So as the altitude of Colorado (which is where she was living at the time) exacerbated her symptoms, she moved to Baltimore. There she worked with doctor Reda Girgis and his team at John Hopkins to fight for her survival.

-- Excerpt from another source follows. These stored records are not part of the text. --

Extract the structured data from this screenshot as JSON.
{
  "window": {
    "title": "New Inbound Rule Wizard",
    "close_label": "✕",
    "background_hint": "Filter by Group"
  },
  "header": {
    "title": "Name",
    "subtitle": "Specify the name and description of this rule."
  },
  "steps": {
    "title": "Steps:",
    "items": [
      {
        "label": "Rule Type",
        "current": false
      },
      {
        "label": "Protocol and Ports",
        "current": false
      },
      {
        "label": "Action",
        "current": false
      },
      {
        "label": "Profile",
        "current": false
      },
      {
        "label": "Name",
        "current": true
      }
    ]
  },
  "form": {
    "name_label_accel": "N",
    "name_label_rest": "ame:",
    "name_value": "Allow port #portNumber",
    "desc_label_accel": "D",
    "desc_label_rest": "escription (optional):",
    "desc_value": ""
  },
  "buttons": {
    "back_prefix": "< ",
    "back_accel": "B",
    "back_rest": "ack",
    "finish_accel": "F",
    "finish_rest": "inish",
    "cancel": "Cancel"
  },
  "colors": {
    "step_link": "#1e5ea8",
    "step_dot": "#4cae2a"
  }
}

After six months, her conditions were worse. She couldn’t walk. She couldn’t climb a flight of stairs, she couldn’t stand up without feeling like she’s about to faint. When they measured her internal arterial pulmonary pressure, hers was 146. A number far too large in comparison to the expected norm 15-20. Charity went on a treatment called Flolan- A catheter was inserted into her chest, and is attached to a pump that weights about four and a half pounds (That’s 2.04kg). Everyday, 24 hours, that pump is at her side, administering medicine directly to her heart, and it’s not a particularly preferable medicine in many sense. Let me give you some… precautions: if there is a bubble in your medicine-because you have to mix it every morning- and it stays there, you’ll probably die. If you go through a metal detector, you’ll probably die. If you run out of medicine, you’ll definitely die.
No one wants to go on Flolan, but the medicine was exactly what she needed. Within a few days, she made incredible recovery, and within a few months, she was performing again. And even though the pump complicated things, she was happy.

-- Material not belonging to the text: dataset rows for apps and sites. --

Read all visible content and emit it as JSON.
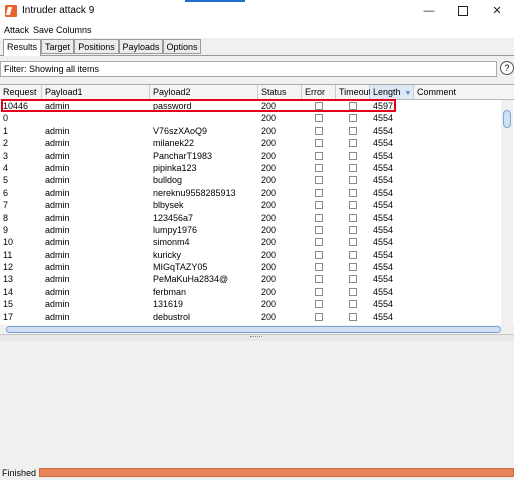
{
  "window": {
    "title": "Intruder attack 9",
    "minimize": "—",
    "close": "✕"
  },
  "menu": [
    "Attack",
    "Save",
    "Columns"
  ],
  "tabs": [
    "Results",
    "Target",
    "Positions",
    "Payloads",
    "Options"
  ],
  "filter": {
    "text": "Filter: Showing all items",
    "help": "?"
  },
  "table": {
    "columns": [
      "Request",
      "Payload1",
      "Payload2",
      "Status",
      "Error",
      "Timeout",
      "Length",
      "Comment"
    ],
    "sort_arrow": "▼",
    "rows": [
      {
        "request": "10446",
        "payload1": "admin",
        "payload2": "password",
        "status": "200",
        "length": "4597"
      },
      {
        "request": "0",
        "payload1": "",
        "payload2": "",
        "status": "200",
        "length": "4554"
      },
      {
        "request": "1",
        "payload1": "admin",
        "payload2": "V76szXAoQ9",
        "status": "200",
        "length": "4554"
      },
      {
        "request": "2",
        "payload1": "admin",
        "payload2": "milanek22",
        "status": "200",
        "length": "4554"
      },
      {
        "request": "3",
        "payload1": "admin",
        "payload2": "PancharT1983",
        "status": "200",
        "length": "4554"
      },
      {
        "request": "4",
        "payload1": "admin",
        "payload2": "pipinka123",
        "status": "200",
        "length": "4554"
      },
      {
        "request": "5",
        "payload1": "admin",
        "payload2": "bulldog",
        "status": "200",
        "length": "4554"
      },
      {
        "request": "6",
        "payload1": "admin",
        "payload2": "nereknu9558285913",
        "status": "200",
        "length": "4554"
      },
      {
        "request": "7",
        "payload1": "admin",
        "payload2": "blbysek",
        "status": "200",
        "length": "4554"
      },
      {
        "request": "8",
        "payload1": "admin",
        "payload2": "123456a7",
        "status": "200",
        "length": "4554"
      },
      {
        "request": "9",
        "payload1": "admin",
        "payload2": "lumpy1976",
        "status": "200",
        "length": "4554"
      },
      {
        "request": "10",
        "payload1": "admin",
        "payload2": "simonm4",
        "status": "200",
        "length": "4554"
      },
      {
        "request": "11",
        "payload1": "admin",
        "payload2": "kuricky",
        "status": "200",
        "length": "4554"
      },
      {
        "request": "12",
        "payload1": "admin",
        "payload2": "MIGqTAZY05",
        "status": "200",
        "length": "4554"
      },
      {
        "request": "13",
        "payload1": "admin",
        "payload2": "PeMaKuHa2834@",
        "status": "200",
        "length": "4554"
      },
      {
        "request": "14",
        "payload1": "admin",
        "payload2": "ferbman",
        "status": "200",
        "length": "4554"
      },
      {
        "request": "15",
        "payload1": "admin",
        "payload2": "131619",
        "status": "200",
        "length": "4554"
      },
      {
        "request": "17",
        "payload1": "admin",
        "payload2": "debustrol",
        "status": "200",
        "length": "4554"
      }
    ]
  },
  "status": {
    "text": "Finished",
    "progress": 1.0
  },
  "colors": {
    "highlight": "#e3001b",
    "progress": "#e9835a",
    "accent": "#1f6fd1"
  }
}
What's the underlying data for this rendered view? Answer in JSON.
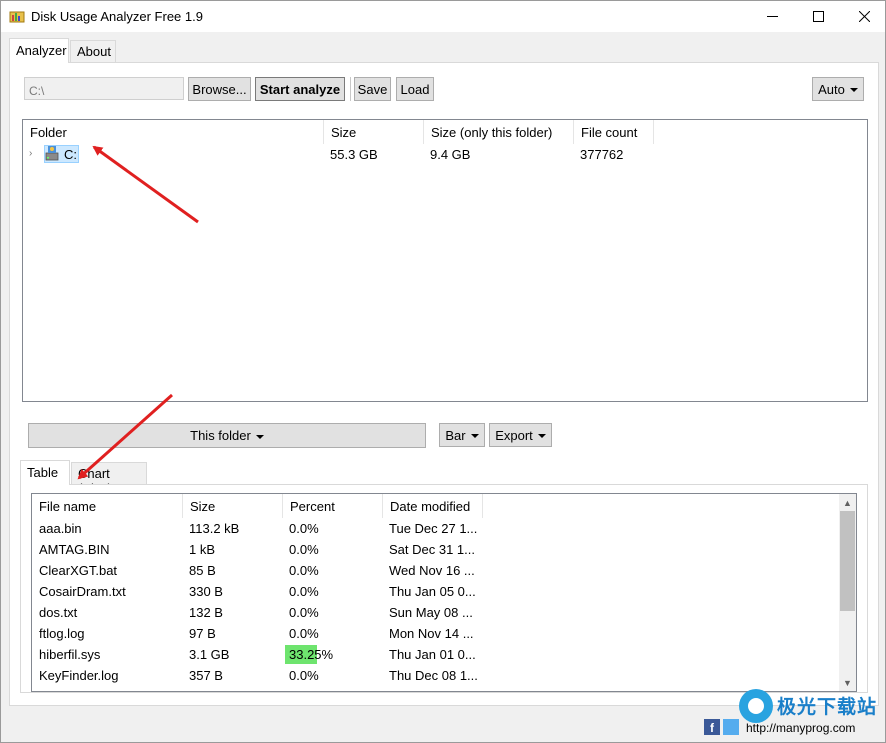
{
  "window": {
    "title": "Disk Usage Analyzer Free 1.9"
  },
  "tabs": [
    {
      "label": "Analyzer"
    },
    {
      "label": "About"
    }
  ],
  "toolbar": {
    "path_value": "C:\\",
    "browse_label": "Browse...",
    "start_label": "Start analyze",
    "save_label": "Save",
    "load_label": "Load",
    "auto_label": "Auto"
  },
  "tree": {
    "columns": [
      "Folder",
      "Size",
      "Size (only this folder)",
      "File count"
    ],
    "rows": [
      {
        "name": "C:",
        "size": "55.3 GB",
        "size_only": "9.4 GB",
        "count": "377762"
      }
    ]
  },
  "lower_toolbar": {
    "this_folder_label": "This folder",
    "bar_label": "Bar",
    "export_label": "Export"
  },
  "lower_tabs": [
    {
      "label": "Table"
    },
    {
      "label": "Chart (Size)"
    }
  ],
  "files": {
    "columns": [
      "File name",
      "Size",
      "Percent",
      "Date modified"
    ],
    "rows": [
      {
        "name": "aaa.bin",
        "size": "113.2 kB",
        "percent": "0.0%",
        "pct": 0,
        "date": "Tue Dec 27 1..."
      },
      {
        "name": "AMTAG.BIN",
        "size": "1 kB",
        "percent": "0.0%",
        "pct": 0,
        "date": "Sat Dec 31 1..."
      },
      {
        "name": "ClearXGT.bat",
        "size": "85 B",
        "percent": "0.0%",
        "pct": 0,
        "date": "Wed Nov 16 ..."
      },
      {
        "name": "CosairDram.txt",
        "size": "330 B",
        "percent": "0.0%",
        "pct": 0,
        "date": "Thu Jan 05 0..."
      },
      {
        "name": "dos.txt",
        "size": "132 B",
        "percent": "0.0%",
        "pct": 0,
        "date": "Sun May 08 ..."
      },
      {
        "name": "ftlog.log",
        "size": "97 B",
        "percent": "0.0%",
        "pct": 0,
        "date": "Mon Nov 14 ..."
      },
      {
        "name": "hiberfil.sys",
        "size": "3.1 GB",
        "percent": "33.25%",
        "pct": 33.25,
        "date": "Thu Jan 01 0..."
      },
      {
        "name": "KeyFinder.log",
        "size": "357 B",
        "percent": "0.0%",
        "pct": 0,
        "date": "Thu Dec 08 1..."
      }
    ]
  },
  "footer": {
    "facebook_icon": "f",
    "link_text": "http://manyprog.com",
    "watermark_text": "极光下载站"
  },
  "colors": {
    "percent_bar": "#6ee46e",
    "selection": "#cce8ff",
    "arrow": "#e02020"
  },
  "icons": {
    "app": "folder-chart-icon",
    "drive": "drive-icon",
    "facebook": "facebook-icon",
    "twitter": "twitter-icon"
  }
}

Then in Febuary 2008, her grand father passed away. Seven weeks later, she got another call from her family. Her father was in a car accident, and he died. “At 24, my death was entirely expected. But his, well the only way I could articulate how it felt was that it precipitated my medical decline,” Charity said in retrospect.
Her doctor wanted her to enlist for a lung transplant. But it took her a while to second his advice. She spent her whole life training her lungs, and it was understandably hard for her to be enthusiastic about giving them up. When they’d found a match for her lungs, she flew to Cleveland, and undertook a thirteen-and-a-half-hour surgery, in which she flat lined twice. And though her mom couldn’t say goodbye to her before the surgery, she didn’t leave her side in the months of recovery that followed. Two years ago, she woke up, and there were a dozen tubes coming in and out of her body. And when the first thing she saw was her mother, she couldn’t help but smile.
“Whether by a Mack truck or by heart failure or faulty lungs, death happens. But life isn’t really just about avoiding death, is it? It’s about living. Medical conditions don’t negate the human condition. And when people are allowed to pursue their passions, doctors will find they have better, happier and healthier patients. My parents were totally stressed out about me going and auditioning and traveling and performing all over the place, but they knew that it was much better for me to do that than be preoccupied with my own mortality all of the time. And I’m so grateful they did.
When I  think about that doctor who told me that I couldn’t sing.  I want to tell her, and I want to tell you, we need to stop letting disease divorce us from our dreams. When we do, we will find that patients don’t just survive; we thrive. And some of us might even sing.” Charity  Tillemann Dick concluded her TED conference with those words.
And I, I walk away, with an unwavering will to keep trying, to never stop believing in my passion.